Monday, March 5, 2012
John Schrank and the failed assassination of Theodore Roosevelt and John Adams the last surviving mutineer of the HMS Bounty
During a stop in Milwaukee on his 1912 "Bull Moose" campaign for the presidency, former President Theodore Roosevelt was shot at close range by John Schrank (was born on March 5, 1876 in Germany), a psychotic New York saloonkeeper. Schrank had his .38 caliber pistol aimed at Roosevelt's head, but a bystander saw the gun and deflected Schrank's arm just as the trigger was pulled. Roosevelt did not realize he was hit until someone noticed a hole in his overcoat. When Roosevelt reached inside his coat, he found blood on his fingers. Roosevelt was extremely lucky. He had the manuscript of a speech in his coat pocket, folded in two, and the bullet was slowed as it passed through it. He also had a steel spectacle case in his pocket, and the bullet deflected off of it, before entering Roosevelt's chest.
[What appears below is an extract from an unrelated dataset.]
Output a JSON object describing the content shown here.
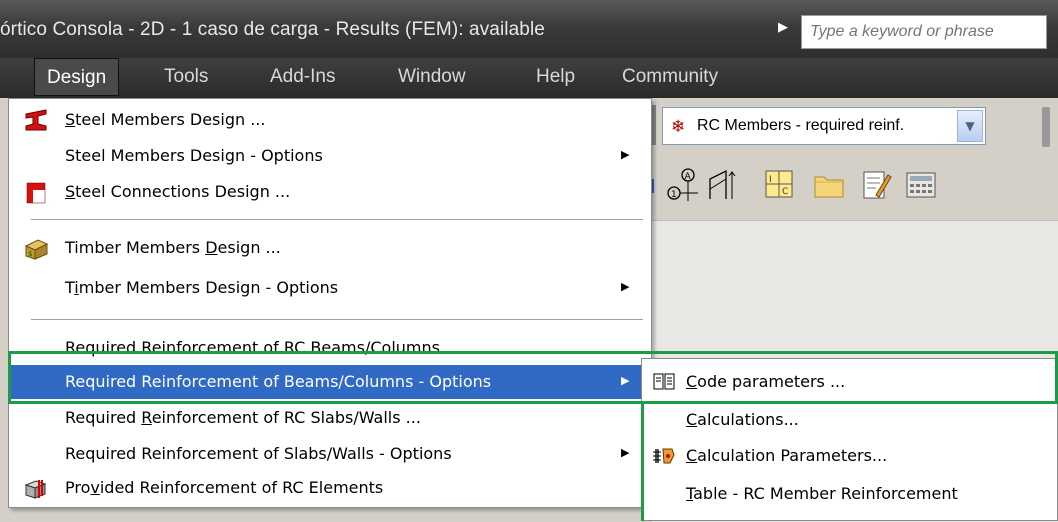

Saturday, March 3, 2012
Thursday, March 1, 2012
On March 1, 1932, Charles Augustus Lindbergh, Jr., son of famed aviator Charles Lindbergh was kidnapped. The toddler, 18 months old at the time, was abducted from his family home in East Amwell, New Jersey on the evening of March 1, 1932. Over two months later, on May 12, 1932, his body was discovered a short distance from the Lindbergh’s home. A medical examination determined that the cause of death was a massive skull fracture. After an investigation that lasted more than two years, Bruno Richard Hauptmann was arrested and charged with the crime. In a trial that was held from January 2 to February 13, 1935, Hauptmann was found guilty of murder in the first degree and sentenced to death. He was executed at the New Jersey State Prison on April 3, 1936 and Hauptmann proclaimed his innocence to the end.